EXTRACTED ENTRIES -
────────────────

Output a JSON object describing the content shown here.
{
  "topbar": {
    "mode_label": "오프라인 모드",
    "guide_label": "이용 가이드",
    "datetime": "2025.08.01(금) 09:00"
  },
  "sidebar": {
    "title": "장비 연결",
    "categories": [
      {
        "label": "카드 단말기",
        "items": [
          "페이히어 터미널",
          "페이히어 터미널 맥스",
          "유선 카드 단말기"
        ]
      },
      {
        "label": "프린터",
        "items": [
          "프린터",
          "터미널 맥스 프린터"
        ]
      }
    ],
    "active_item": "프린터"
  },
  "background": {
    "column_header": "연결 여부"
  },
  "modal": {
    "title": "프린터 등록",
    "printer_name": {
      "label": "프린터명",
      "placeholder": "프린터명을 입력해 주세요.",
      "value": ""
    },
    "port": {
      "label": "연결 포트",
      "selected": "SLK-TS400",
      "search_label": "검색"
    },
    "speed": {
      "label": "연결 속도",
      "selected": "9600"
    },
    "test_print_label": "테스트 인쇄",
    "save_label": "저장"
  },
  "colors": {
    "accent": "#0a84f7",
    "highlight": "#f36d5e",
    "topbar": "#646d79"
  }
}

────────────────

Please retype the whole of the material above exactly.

RESPONSE AREA -
Output a JSON object describing the content shown here.
{
  "topbar": {
    "mode_label": "오프라인 모드",
    "guide_label": "이용 가이드",
    "datetime": "2025.08.01(금) 09:00"
  },
  "sidebar": {
    "title": "장비 연결",
    "categories": [
      {
        "label": "카드 단말기",
        "items": [
          "페이히어 터미널",
          "페이히어 터미널 맥스",
          "유선 카드 단말기"
        ]
      },
      {
        "label": "프린터",
        "items": [
          "프린터",
          "터미널 맥스 프린터"
        ]
      }
    ],
    "active_item": "프린터"
  },
  "background": {
    "column_header": "연결 여부"
  },
  "modal": {
    "title": "프린터 등록",
    "printer_name": {
      "label": "프린터명",
      "placeholder": "프린터명을 입력해 주세요.",
      "value": ""
    },
    "port": {
      "label": "연결 포트",
      "selected": "SLK-TS400",
      "search_label": "검색"
    },
    "speed": {
      "label": "연결 속도",
      "selected": "9600"
    },
    "test_print_label": "테스트 인쇄",
    "save_label": "저장"
  },
  "colors": {
    "accent": "#0a84f7",
    "highlight": "#f36d5e",
    "topbar": "#646d79"
  }
}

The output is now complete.